Nutritionists are health professionals who analyze, interpret, and clarify nutritional information to their patients. They provide more than just tips for healthy living; they teach their patients how to improve their quality of life. Exercise, diet, and nutrient supplement use are all part of what a nutritionist does. The National Institutes of Health (NIH) provides a useful job summary:
“Dietitians and nutritionists plan food and nutrition programs, and supervise the preparation and serving of meals. They help prevent and treat illnesses by promoting healthy eating habits and suggesting diet modifications, such as less salt for those with high blood pressure or reduced fat and sugar intake for those who are overweight.”
Dieticians and nutritionists also conduct research and work closely with other health professionals to determine what foods to avoid and how best to avoid items that may cause health problems.
Holistic nutrition is a relatively new field that zeroes in on the imbalances in our body that cause inflammation, allergies, and immune disorders. They look at the whole body and advocate cutting out processed foods. Sound similar to the job of a dietician or nutritionist? The roles are pretty similar, but holistic nutrition looks at a person as a whole with special emphasis on natural methods of wellness.
According to the NIH, the education required to work as a nutritionist is as follows:
- Most dietitians and nutritionists have earned a bachelor’s degree in dietetics, foods and nutrition, food service systems management, or a related area. Programs include courses in nutrition, physiology, chemistry, and biology.
- Dietitians and nutritionists typically participate in several hundred hours of supervised training, usually in the form of an internship following graduation from college. However, some programs in dietetics include this training as part of the coursework. Many dietitians and nutritionists have advanced degrees.
Many states require dietitians to be licensed. Therefore, it’s important to know what’s required of you in order to practice in your state. Licensure often requires hours of clinical and field work so speak to a faculty member or admissions representative to ensure the degree program of your choice prepares you for future testing and other licensure requirements.
Where Do Nutritionists Work?
Nutritionists work in a number of different industries, some of which include:
- nursing homes
- home health care agencies
- public health organizations
- private offices

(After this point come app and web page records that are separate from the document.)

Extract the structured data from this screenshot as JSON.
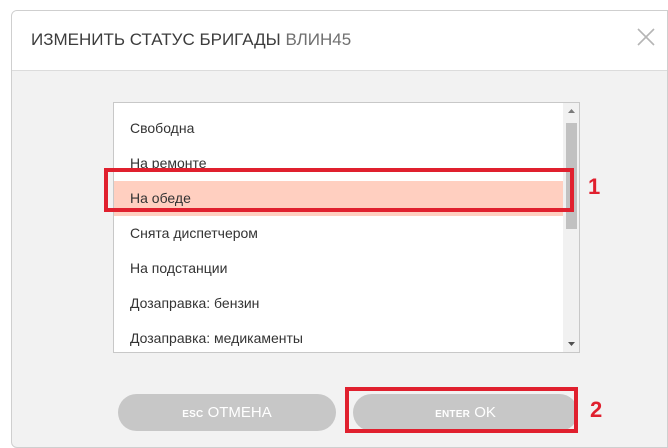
{
  "dialog": {
    "title_prefix": "ИЗМЕНИТЬ СТАТУС БРИГАДЫ",
    "title_unit": "ВЛИН45"
  },
  "status_list": {
    "items": [
      {
        "label": "Свободна",
        "selected": false
      },
      {
        "label": "На ремонте",
        "selected": false
      },
      {
        "label": "На обеде",
        "selected": true
      },
      {
        "label": "Снята диспетчером",
        "selected": false
      },
      {
        "label": "На подстанции",
        "selected": false
      },
      {
        "label": "Дозаправка: бензин",
        "selected": false
      },
      {
        "label": "Дозаправка: медикаменты",
        "selected": false
      }
    ]
  },
  "buttons": {
    "cancel_key": "ESC",
    "cancel_label": "ОТМЕНА",
    "ok_key": "ENTER",
    "ok_label": "OK"
  },
  "annotations": {
    "marker_1": "1",
    "marker_2": "2"
  },
  "colors": {
    "selection": "#ffcfc0",
    "marker": "#e0202e",
    "button": "#c7c7c7"
  },
  "icons": {
    "close": "close-icon",
    "scroll_up": "arrow-up-icon",
    "scroll_down": "arrow-down-icon"
  }
}
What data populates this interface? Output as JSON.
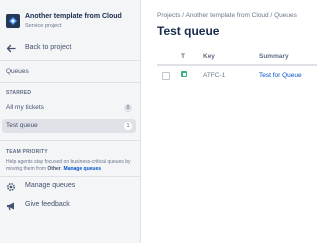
{
  "sidebar": {
    "project_name": "Another template from Cloud",
    "project_type": "Service project",
    "back_label": "Back to project",
    "queues_label": "Queues",
    "starred_heading": "STARRED",
    "items": [
      {
        "label": "All my tickets",
        "count": "0"
      },
      {
        "label": "Test queue",
        "count": "1"
      }
    ],
    "team_priority_heading": "TEAM PRIORITY",
    "priority_text_1": "Help agents stay focused on business-critical queues by moving them from ",
    "priority_text_other": "Other",
    "priority_text_2": ". ",
    "priority_link": "Manage queues",
    "manage_queues_label": "Manage queues",
    "feedback_label": "Give feedback"
  },
  "breadcrumb": [
    "Projects",
    "Another template from Cloud",
    "Queues"
  ],
  "breadcrumb_separator": "/",
  "page_title": "Test queue",
  "table": {
    "headers": {
      "type": "T",
      "key": "Key",
      "summary": "Summary"
    },
    "rows": [
      {
        "key": "ATFC-1",
        "summary": "Test for Queue"
      }
    ]
  },
  "icons": {
    "project_avatar": "project-avatar-icon",
    "back": "back-arrow-icon",
    "manage": "gear-icon",
    "feedback": "megaphone-icon",
    "issue_type": "task-type-icon"
  },
  "colors": {
    "sidebar_bg": "#f4f5f7",
    "active_item_bg": "#dfe1e6",
    "link": "#0052cc",
    "task_icon": "#36b37e",
    "avatar_bg": "#253858"
  }
}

Keep in mind that where you work depends on your area of interest and geographic location. If you want to work for a public health organization, you might need to take extra courses in program development, public health policies, and global health. Alternatively, if you want to start a private practice, a metropolitan location might be more advantageous. Think about the clients you want to serve and how you want to serve them. Clinics and hospitals are typically the primary employers of dietitians; however, you might have to follow stricter protocols.